**Exercise brief:** Make an exact copy of all the data.

=== Begin Enclosure ===

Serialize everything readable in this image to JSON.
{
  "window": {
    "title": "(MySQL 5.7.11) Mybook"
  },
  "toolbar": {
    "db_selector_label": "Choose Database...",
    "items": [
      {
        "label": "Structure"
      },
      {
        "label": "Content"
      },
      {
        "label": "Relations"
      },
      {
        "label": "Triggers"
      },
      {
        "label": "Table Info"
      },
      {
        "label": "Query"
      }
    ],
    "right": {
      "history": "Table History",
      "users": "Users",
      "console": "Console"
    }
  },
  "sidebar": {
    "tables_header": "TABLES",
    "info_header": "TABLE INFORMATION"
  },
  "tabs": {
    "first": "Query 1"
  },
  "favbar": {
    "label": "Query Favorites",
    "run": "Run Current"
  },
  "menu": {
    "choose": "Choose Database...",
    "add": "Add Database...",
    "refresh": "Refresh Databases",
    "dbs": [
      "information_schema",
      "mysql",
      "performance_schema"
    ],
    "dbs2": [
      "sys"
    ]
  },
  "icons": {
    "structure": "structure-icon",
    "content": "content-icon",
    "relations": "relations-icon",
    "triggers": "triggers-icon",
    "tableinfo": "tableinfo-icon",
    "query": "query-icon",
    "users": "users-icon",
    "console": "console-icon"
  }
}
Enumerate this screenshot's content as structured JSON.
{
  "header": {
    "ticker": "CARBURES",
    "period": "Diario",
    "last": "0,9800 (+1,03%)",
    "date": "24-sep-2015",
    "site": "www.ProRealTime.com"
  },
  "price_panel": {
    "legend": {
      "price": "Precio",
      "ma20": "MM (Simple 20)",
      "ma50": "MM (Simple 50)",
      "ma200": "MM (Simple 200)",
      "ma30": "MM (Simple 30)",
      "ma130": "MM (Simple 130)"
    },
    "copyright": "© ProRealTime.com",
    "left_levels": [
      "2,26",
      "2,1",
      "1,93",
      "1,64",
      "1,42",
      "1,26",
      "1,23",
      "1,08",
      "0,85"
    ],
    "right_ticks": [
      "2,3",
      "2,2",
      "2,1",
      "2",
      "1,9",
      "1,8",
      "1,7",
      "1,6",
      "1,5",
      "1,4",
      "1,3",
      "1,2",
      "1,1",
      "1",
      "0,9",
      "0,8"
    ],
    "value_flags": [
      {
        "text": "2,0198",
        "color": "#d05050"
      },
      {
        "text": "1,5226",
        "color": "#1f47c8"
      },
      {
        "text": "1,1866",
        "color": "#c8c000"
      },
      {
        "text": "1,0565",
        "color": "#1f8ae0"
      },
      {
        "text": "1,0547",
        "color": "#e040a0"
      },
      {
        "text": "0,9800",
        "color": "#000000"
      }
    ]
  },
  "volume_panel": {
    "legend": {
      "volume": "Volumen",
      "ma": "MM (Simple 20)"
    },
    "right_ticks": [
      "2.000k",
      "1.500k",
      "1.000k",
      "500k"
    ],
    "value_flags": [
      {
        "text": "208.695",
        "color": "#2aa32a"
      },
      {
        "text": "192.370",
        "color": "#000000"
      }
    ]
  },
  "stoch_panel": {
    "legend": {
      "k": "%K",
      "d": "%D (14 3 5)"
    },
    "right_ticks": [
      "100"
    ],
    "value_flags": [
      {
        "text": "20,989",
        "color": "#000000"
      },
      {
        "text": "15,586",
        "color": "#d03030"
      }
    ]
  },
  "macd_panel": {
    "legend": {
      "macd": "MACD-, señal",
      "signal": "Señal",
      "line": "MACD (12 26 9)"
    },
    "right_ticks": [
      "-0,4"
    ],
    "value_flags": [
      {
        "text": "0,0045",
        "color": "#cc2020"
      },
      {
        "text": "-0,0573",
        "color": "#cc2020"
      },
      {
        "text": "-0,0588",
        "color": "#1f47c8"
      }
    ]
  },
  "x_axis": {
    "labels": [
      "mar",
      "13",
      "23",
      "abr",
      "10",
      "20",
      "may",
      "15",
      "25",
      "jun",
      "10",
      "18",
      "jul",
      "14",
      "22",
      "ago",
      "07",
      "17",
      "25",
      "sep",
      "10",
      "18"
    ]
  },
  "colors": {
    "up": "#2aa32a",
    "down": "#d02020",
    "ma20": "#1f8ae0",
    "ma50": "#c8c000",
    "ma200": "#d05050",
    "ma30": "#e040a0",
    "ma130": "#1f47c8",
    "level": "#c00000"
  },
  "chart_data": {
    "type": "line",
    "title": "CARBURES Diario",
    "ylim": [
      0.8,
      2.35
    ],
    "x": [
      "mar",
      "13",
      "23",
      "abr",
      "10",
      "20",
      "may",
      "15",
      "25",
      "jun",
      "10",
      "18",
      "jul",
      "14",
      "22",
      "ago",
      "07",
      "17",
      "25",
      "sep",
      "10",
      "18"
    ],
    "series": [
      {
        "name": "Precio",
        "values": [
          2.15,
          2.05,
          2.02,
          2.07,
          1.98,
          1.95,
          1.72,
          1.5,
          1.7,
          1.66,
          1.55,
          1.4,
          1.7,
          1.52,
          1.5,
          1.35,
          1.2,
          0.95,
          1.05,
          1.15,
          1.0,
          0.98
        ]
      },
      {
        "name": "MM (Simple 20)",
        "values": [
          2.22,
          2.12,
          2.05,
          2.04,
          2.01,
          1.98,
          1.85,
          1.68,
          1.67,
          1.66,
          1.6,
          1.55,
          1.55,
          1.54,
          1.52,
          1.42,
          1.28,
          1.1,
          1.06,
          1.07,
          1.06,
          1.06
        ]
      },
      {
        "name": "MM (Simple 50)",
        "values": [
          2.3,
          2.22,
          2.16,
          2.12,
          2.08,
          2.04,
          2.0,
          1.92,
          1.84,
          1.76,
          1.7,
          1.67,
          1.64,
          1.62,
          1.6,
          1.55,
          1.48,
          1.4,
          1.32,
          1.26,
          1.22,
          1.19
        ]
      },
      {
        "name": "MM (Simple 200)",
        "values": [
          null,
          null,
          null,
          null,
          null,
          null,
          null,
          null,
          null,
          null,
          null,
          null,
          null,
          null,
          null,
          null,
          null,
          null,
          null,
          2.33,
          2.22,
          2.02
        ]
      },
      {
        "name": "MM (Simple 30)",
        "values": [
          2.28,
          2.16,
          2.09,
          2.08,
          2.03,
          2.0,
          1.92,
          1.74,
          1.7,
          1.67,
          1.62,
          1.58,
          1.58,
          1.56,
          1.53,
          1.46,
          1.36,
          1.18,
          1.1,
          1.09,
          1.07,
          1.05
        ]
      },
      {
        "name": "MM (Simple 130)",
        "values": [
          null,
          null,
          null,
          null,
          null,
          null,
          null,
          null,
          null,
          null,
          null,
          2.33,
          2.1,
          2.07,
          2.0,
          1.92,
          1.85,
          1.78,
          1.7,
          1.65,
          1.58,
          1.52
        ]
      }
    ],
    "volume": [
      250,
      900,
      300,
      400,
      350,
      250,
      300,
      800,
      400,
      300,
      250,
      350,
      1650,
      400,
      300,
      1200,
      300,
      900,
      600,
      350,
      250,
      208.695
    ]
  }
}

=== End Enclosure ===

**Response:**
Serialize everything readable in this image to JSON.
{
  "window": {
    "title": "(MySQL 5.7.11) Mybook"
  },
  "toolbar": {
    "db_selector_label": "Choose Database...",
    "items": [
      {
        "label": "Structure"
      },
      {
        "label": "Content"
      },
      {
        "label": "Relations"
      },
      {
        "label": "Triggers"
      },
      {
        "label": "Table Info"
      },
      {
        "label": "Query"
      }
    ],
    "right": {
      "history": "Table History",
      "users": "Users",
      "console": "Console"
    }
  },
  "sidebar": {
    "tables_header": "TABLES",
    "info_header": "TABLE INFORMATION"
  },
  "tabs": {
    "first": "Query 1"
  },
  "favbar": {
    "label": "Query Favorites",
    "run": "Run Current"
  },
  "menu": {
    "choose": "Choose Database...",
    "add": "Add Database...",
    "refresh": "Refresh Databases",
    "dbs": [
      "information_schema",
      "mysql",
      "performance_schema"
    ],
    "dbs2": [
      "sys"
    ]
  },
  "icons": {
    "structure": "structure-icon",
    "content": "content-icon",
    "relations": "relations-icon",
    "triggers": "triggers-icon",
    "tableinfo": "tableinfo-icon",
    "query": "query-icon",
    "users": "users-icon",
    "console": "console-icon"
  }
}
Enumerate this screenshot's content as structured JSON.
{
  "header": {
    "ticker": "CARBURES",
    "period": "Diario",
    "last": "0,9800 (+1,03%)",
    "date": "24-sep-2015",
    "site": "www.ProRealTime.com"
  },
  "price_panel": {
    "legend": {
      "price": "Precio",
      "ma20": "MM (Simple 20)",
      "ma50": "MM (Simple 50)",
      "ma200": "MM (Simple 200)",
      "ma30": "MM (Simple 30)",
      "ma130": "MM (Simple 130)"
    },
    "copyright": "© ProRealTime.com",
    "left_levels": [
      "2,26",
      "2,1",
      "1,93",
      "1,64",
      "1,42",
      "1,26",
      "1,23",
      "1,08",
      "0,85"
    ],
    "right_ticks": [
      "2,3",
      "2,2",
      "2,1",
      "2",
      "1,9",
      "1,8",
      "1,7",
      "1,6",
      "1,5",
      "1,4",
      "1,3",
      "1,2",
      "1,1",
      "1",
      "0,9",
      "0,8"
    ],
    "value_flags": [
      {
        "text": "2,0198",
        "color": "#d05050"
      },
      {
        "text": "1,5226",
        "color": "#1f47c8"
      },
      {
        "text": "1,1866",
        "color": "#c8c000"
      },
      {
        "text": "1,0565",
        "color": "#1f8ae0"
      },
      {
        "text": "1,0547",
        "color": "#e040a0"
      },
      {
        "text": "0,9800",
        "color": "#000000"
      }
    ]
  },
  "volume_panel": {
    "legend": {
      "volume": "Volumen",
      "ma": "MM (Simple 20)"
    },
    "right_ticks": [
      "2.000k",
      "1.500k",
      "1.000k",
      "500k"
    ],
    "value_flags": [
      {
        "text": "208.695",
        "color": "#2aa32a"
      },
      {
        "text": "192.370",
        "color": "#000000"
      }
    ]
  },
  "stoch_panel": {
    "legend": {
      "k": "%K",
      "d": "%D (14 3 5)"
    },
    "right_ticks": [
      "100"
    ],
    "value_flags": [
      {
        "text": "20,989",
        "color": "#000000"
      },
      {
        "text": "15,586",
        "color": "#d03030"
      }
    ]
  },
  "macd_panel": {
    "legend": {
      "macd": "MACD-, señal",
      "signal": "Señal",
      "line": "MACD (12 26 9)"
    },
    "right_ticks": [
      "-0,4"
    ],
    "value_flags": [
      {
        "text": "0,0045",
        "color": "#cc2020"
      },
      {
        "text": "-0,0573",
        "color": "#cc2020"
      },
      {
        "text": "-0,0588",
        "color": "#1f47c8"
      }
    ]
  },
  "x_axis": {
    "labels": [
      "mar",
      "13",
      "23",
      "abr",
      "10",
      "20",
      "may",
      "15",
      "25",
      "jun",
      "10",
      "18",
      "jul",
      "14",
      "22",
      "ago",
      "07",
      "17",
      "25",
      "sep",
      "10",
      "18"
    ]
  },
  "colors": {
    "up": "#2aa32a",
    "down": "#d02020",
    "ma20": "#1f8ae0",
    "ma50": "#c8c000",
    "ma200": "#d05050",
    "ma30": "#e040a0",
    "ma130": "#1f47c8",
    "level": "#c00000"
  },
  "chart_data": {
    "type": "line",
    "title": "CARBURES Diario",
    "ylim": [
      0.8,
      2.35
    ],
    "x": [
      "mar",
      "13",
      "23",
      "abr",
      "10",
      "20",
      "may",
      "15",
      "25",
      "jun",
      "10",
      "18",
      "jul",
      "14",
      "22",
      "ago",
      "07",
      "17",
      "25",
      "sep",
      "10",
      "18"
    ],
    "series": [
      {
        "name": "Precio",
        "values": [
          2.15,
          2.05,
          2.02,
          2.07,
          1.98,
          1.95,
          1.72,
          1.5,
          1.7,
          1.66,
          1.55,
          1.4,
          1.7,
          1.52,
          1.5,
          1.35,
          1.2,
          0.95,
          1.05,
          1.15,
          1.0,
          0.98
        ]
      },
      {
        "name": "MM (Simple 20)",
        "values": [
          2.22,
          2.12,
          2.05,
          2.04,
          2.01,
          1.98,
          1.85,
          1.68,
          1.67,
          1.66,
          1.6,
          1.55,
          1.55,
          1.54,
          1.52,
          1.42,
          1.28,
          1.1,
          1.06,
          1.07,
          1.06,
          1.06
        ]
      },
      {
        "name": "MM (Simple 50)",
        "values": [
          2.3,
          2.22,
          2.16,
          2.12,
          2.08,
          2.04,
          2.0,
          1.92,
          1.84,
          1.76,
          1.7,
          1.67,
          1.64,
          1.62,
          1.6,
          1.55,
          1.48,
          1.4,
          1.32,
          1.26,
          1.22,
          1.19
        ]
      },
      {
        "name": "MM (Simple 200)",
        "values": [
          null,
          null,
          null,
          null,
          null,
          null,
          null,
          null,
          null,
          null,
          null,
          null,
          null,
          null,
          null,
          null,
          null,
          null,
          null,
          2.33,
          2.22,
          2.02
        ]
      },
      {
        "name": "MM (Simple 30)",
        "values": [
          2.28,
          2.16,
          2.09,
          2.08,
          2.03,
          2.0,
          1.92,
          1.74,
          1.7,
          1.67,
          1.62,
          1.58,
          1.58,
          1.56,
          1.53,
          1.46,
          1.36,
          1.18,
          1.1,
          1.09,
          1.07,
          1.05
        ]
      },
      {
        "name": "MM (Simple 130)",
        "values": [
          null,
          null,
          null,
          null,
          null,
          null,
          null,
          null,
          null,
          null,
          null,
          2.33,
          2.1,
          2.07,
          2.0,
          1.92,
          1.85,
          1.78,
          1.7,
          1.65,
          1.58,
          1.52
        ]
      }
    ],
    "volume": [
      250,
      900,
      300,
      400,
      350,
      250,
      300,
      800,
      400,
      300,
      250,
      350,
      1650,
      400,
      300,
      1200,
      300,
      900,
      600,
      350,
      250,
      208.695
    ]
  }
}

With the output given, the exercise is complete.